where h is enthalpy, p is pressure, and v is volwne. At zero absolute temperature, the enthalpy is zero.
For a gas at zero temperature governed by the ideal gas law, the internal energy must also be zero. This is not so with a solid. Larson has shown that the equivalent of an external pressure exists which provides the cohesion of the solid state. This pressure arises from the force of the space-time progression, which is inward directed within the time region. With zero external pressure and zero temperature, the internal energy must equal the cohesive energy. Letting * be the internal pressure in kN/m² and vo be the volume in m³ /mole, and dropping the sign convention, we obtain the cohesive energy in kJ/mole:
However, as shown in reference one, motion in the time region (whether inward or outward) is effective only hatf the time. This reduces the cohesive energy given by equation (3) by a factor of two.
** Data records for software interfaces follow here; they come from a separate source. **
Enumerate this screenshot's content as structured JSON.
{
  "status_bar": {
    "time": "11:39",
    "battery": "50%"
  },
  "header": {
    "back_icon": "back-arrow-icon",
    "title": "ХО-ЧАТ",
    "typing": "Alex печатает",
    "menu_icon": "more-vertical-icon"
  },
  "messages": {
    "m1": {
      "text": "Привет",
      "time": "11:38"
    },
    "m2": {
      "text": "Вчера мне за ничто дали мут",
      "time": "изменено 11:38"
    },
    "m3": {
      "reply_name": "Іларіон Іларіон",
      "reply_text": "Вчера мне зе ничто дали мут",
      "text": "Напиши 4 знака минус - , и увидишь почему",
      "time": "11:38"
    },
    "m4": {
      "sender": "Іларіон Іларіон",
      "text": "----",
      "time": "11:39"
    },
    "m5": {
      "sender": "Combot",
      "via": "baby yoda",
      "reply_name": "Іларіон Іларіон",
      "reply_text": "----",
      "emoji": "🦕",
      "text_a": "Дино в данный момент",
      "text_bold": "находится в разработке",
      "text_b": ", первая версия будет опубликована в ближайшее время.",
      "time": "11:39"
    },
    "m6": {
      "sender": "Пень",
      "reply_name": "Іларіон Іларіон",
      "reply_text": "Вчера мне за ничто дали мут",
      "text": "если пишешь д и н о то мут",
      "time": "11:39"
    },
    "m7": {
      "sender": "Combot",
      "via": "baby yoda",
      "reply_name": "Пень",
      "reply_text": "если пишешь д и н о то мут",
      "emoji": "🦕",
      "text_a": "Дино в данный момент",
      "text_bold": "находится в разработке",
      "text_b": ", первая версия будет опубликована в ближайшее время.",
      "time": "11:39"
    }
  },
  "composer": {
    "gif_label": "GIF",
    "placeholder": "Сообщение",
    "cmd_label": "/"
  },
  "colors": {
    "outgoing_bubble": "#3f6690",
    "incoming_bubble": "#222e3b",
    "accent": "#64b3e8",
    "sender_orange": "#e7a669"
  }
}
is directly applicable to the "rare gas" elements.
where so is the nearest neighbor distance N is Avogadro's number, and G is a geometric factor. For face-centered-cubic crystals,
For body-centered-cubic crystals,
where GMW is the gram molecular weight, density is in grams per cubic centimeter, and so is in meters (10 Angstroms).
In Chapter 25 of reference one, Larson derives the equation for the internal pressure in natural units:
where a is the effective displacement in the active dimension, Z is either the electric displacement or the second magnetic disptacement (depending on the orientation of the atom), and R is the number of rotational units. sut' is the time region natural unit of space, given by
In kN/m² the value for po becomes
Table I gives the values for po , vo, and uo for the rare gas elements. Overall the values compare within 8% of the experimental values.
Elements other than the rare gas elements have electric displacement and this must obviously have an effect on cohesive energy. The additional energy is given by this expression:
where I is an integer or half integer value, N is Avogadro's number, and Eu is the natural unit of energy. Alternatively from the cohesive energy standpoint, the effective volume, v, may be altered. The factor is the interregional ratio (applicabte to energy, as well as force). I is one for most of the displacement one elements, one and one-half or two for displacement two elements, three or more for displacement three elements, and from 3½ to 5½ for displacement four etements. I can be zero or negative for the electronegative etements. An exact equation for I cannot as yet be given.
The final reduced equation for cohesive energy is
Table II gives the values of G, a, Z R, I, and uo for most of the remaining elements, together with the experimental values from reference two. Usually agreement is within a few percent.
Present atomic theory has nothing comparable to equation (15). The so-called Lennard-Jones potential commonly used is empirically based and has not been deduced from first principles--and even then it has usually been applied only to the noble elements and a few other elements of 1ow atomic weight. Thus we have here a definite advantage of the Reciprocal System over current theory.
*Estimated values based on trend line analysis or assumed specific rotational values.